Radio time-slot scheduling is a complex issue, concerned with determining when the radio is and is not available for use. Some aspects of scheduling fall within the scope of the Bluetooth Core Specification. Issues relating to collocation with other radios and other considerations and constraints, such as those which an operating system might impose, do not. A feature known as Slot Availability Masks (SAMs) is defined, however, and this allows two Bluetooth devices to provide information to each other about what time-slots are available for use and by taking this information into account, the scheduling used by each device may be optimised to avoid using time slots where collocation-related interference is likely.

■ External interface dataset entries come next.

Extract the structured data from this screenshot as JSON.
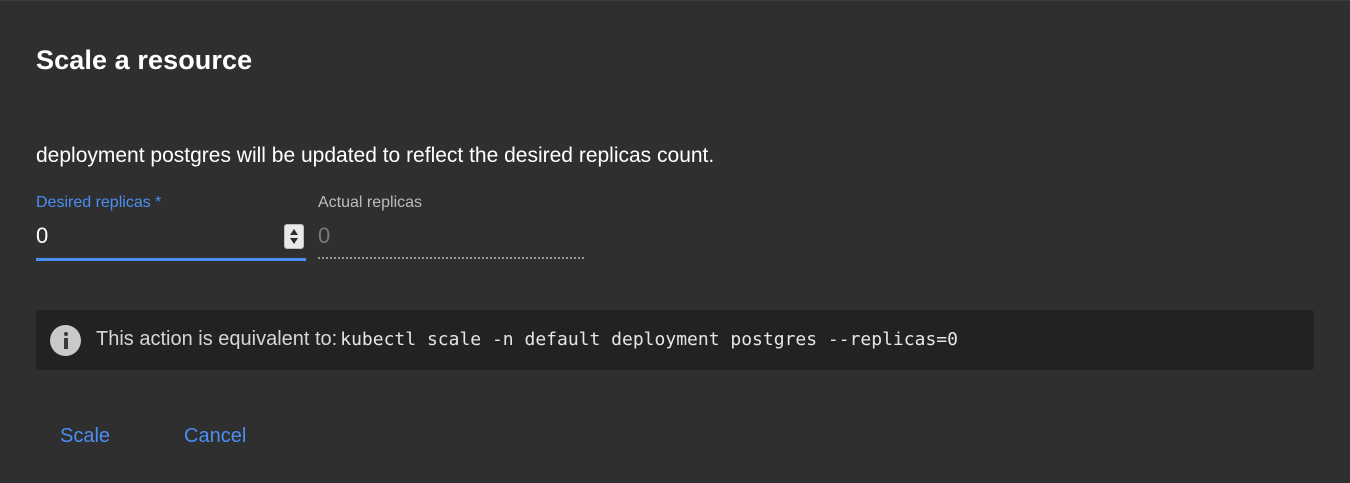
{
  "dialog": {
    "title": "Scale a resource",
    "description": "deployment postgres will be updated to reflect the desired replicas count."
  },
  "desired_replicas": {
    "label": "Desired replicas *",
    "value": "0"
  },
  "actual_replicas": {
    "label": "Actual replicas",
    "value": "0"
  },
  "info": {
    "icon": "info-icon",
    "text": "This action is equivalent to:",
    "command": "kubectl scale -n default deployment postgres --replicas=0"
  },
  "actions": {
    "scale_label": "Scale",
    "cancel_label": "Cancel"
  },
  "colors": {
    "background": "#2f2f2f",
    "accent": "#4b8ef1",
    "info_background": "#222222"
  }
}
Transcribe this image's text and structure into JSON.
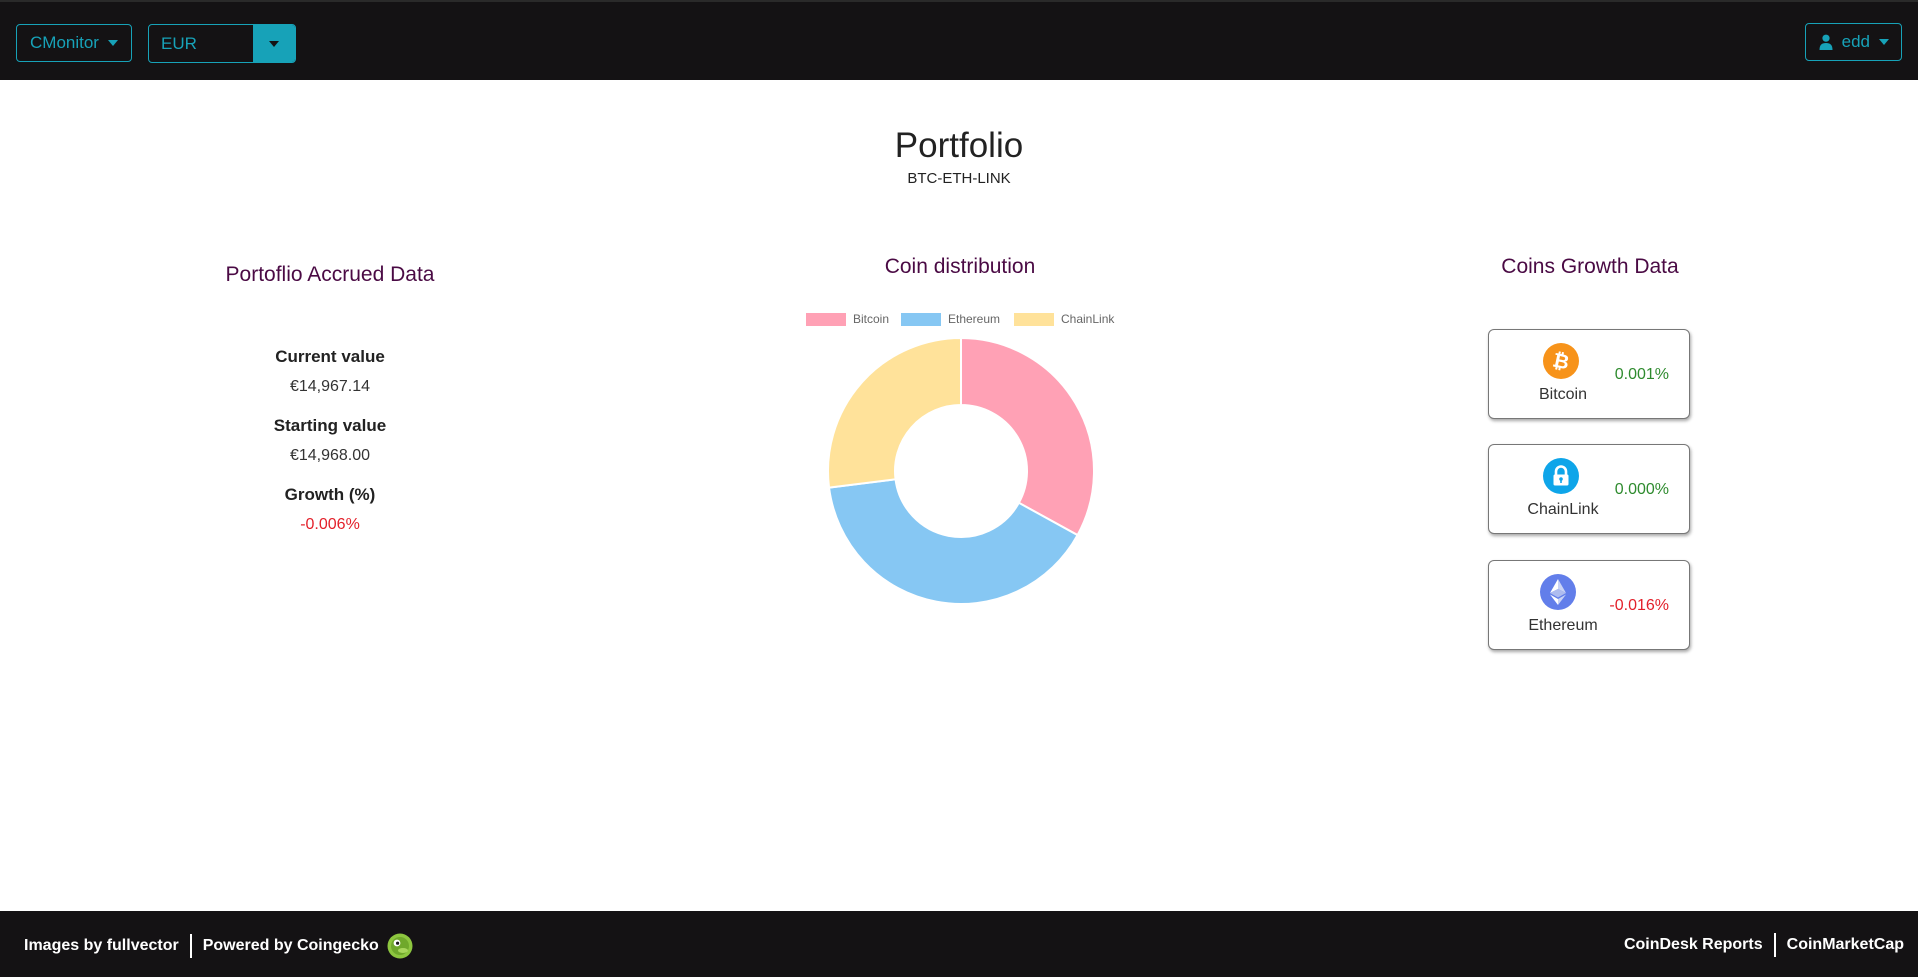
{
  "navbar": {
    "brand_label": "CMonitor",
    "currency_value": "EUR",
    "user_label": "edd"
  },
  "header": {
    "title": "Portfolio",
    "subtitle": "BTC-ETH-LINK"
  },
  "accrued": {
    "title": "Portoflio Accrued Data",
    "current_label": "Current value",
    "current_value": "€14,967.14",
    "starting_label": "Starting value",
    "starting_value": "€14,968.00",
    "growth_label": "Growth (%)",
    "growth_value": "-0.006%"
  },
  "distribution": {
    "title": "Coin distribution"
  },
  "chart_data": {
    "type": "pie",
    "categories": [
      "Bitcoin",
      "Ethereum",
      "ChainLink"
    ],
    "values": [
      33,
      40,
      27
    ],
    "colors": [
      "#ffa1b5",
      "#86c7f3",
      "#ffe29a"
    ],
    "legend": "top",
    "donut": true
  },
  "growth": {
    "title": "Coins Growth Data",
    "cards": [
      {
        "name": "Bitcoin",
        "pct": "0.001%",
        "icon": "bitcoin-icon",
        "color": "#f7931a",
        "trend": "pos"
      },
      {
        "name": "ChainLink",
        "pct": "0.000%",
        "icon": "chainlink-icon",
        "color": "#0ea5e9",
        "trend": "pos"
      },
      {
        "name": "Ethereum",
        "pct": "-0.016%",
        "icon": "ethereum-icon",
        "color": "#627eea",
        "trend": "neg"
      }
    ]
  },
  "footer": {
    "images_credit": "Images by fullvector",
    "powered_by": "Powered by Coingecko",
    "link_coindesk": "CoinDesk Reports",
    "link_coinmarketcap": "CoinMarketCap"
  }
}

The LE Coded PHY
Bluetooth® LE offers three different ways of using the radio. The three alternatives are part of the physical layer and each is referred to with the abbreviation, PHY. The three defined PHYs are:
- LE 1M – 1 Msym/s symbol rate
- LE 2M – 2 Msym/s symbol rate
- LE Coded – 1 Msym/s symbol rate with Forward Error Correction (FEC)
The LE Coded PHY increases the receiver sensitivity so that a BER of 0.1% is not encountered until the receiver is at a greater range from the transmitter than would be the case with the LE 1M PHY. LE Coded is used with a parameter called S set to either 2 or 8. When S=2, LE Coded approximately doubles the range over which communication is reliable. When S=8, range is approximately quadrupled.
Reliable communication at a longer range is accomplished by the LE Coded PHY without increasing the transmission power through the inclusion of extra data in each packet which allows errors to be both detected and corrected using a mathematical technique called Forward Error Correction. The increased range is accompanied by a resultant reduction in data rate, however, with S=2 yielding 500 Kb/s and S=8 delivering 125 Kb/s.
The primary purpose of the LE Coded PHY is to increase range, but it does so by reducing the bit error rate at lower signal strengths so that communication at longer ranges is sufficiently reliable.
To learn more about reliability in Bluetooth® connection-oriented and connectionless communication systems as well as how to achieve reliability in Bluetooth mesh networks, check out Woolley’s in-depth paper on Understanding Reliability in Bluetooth Technology.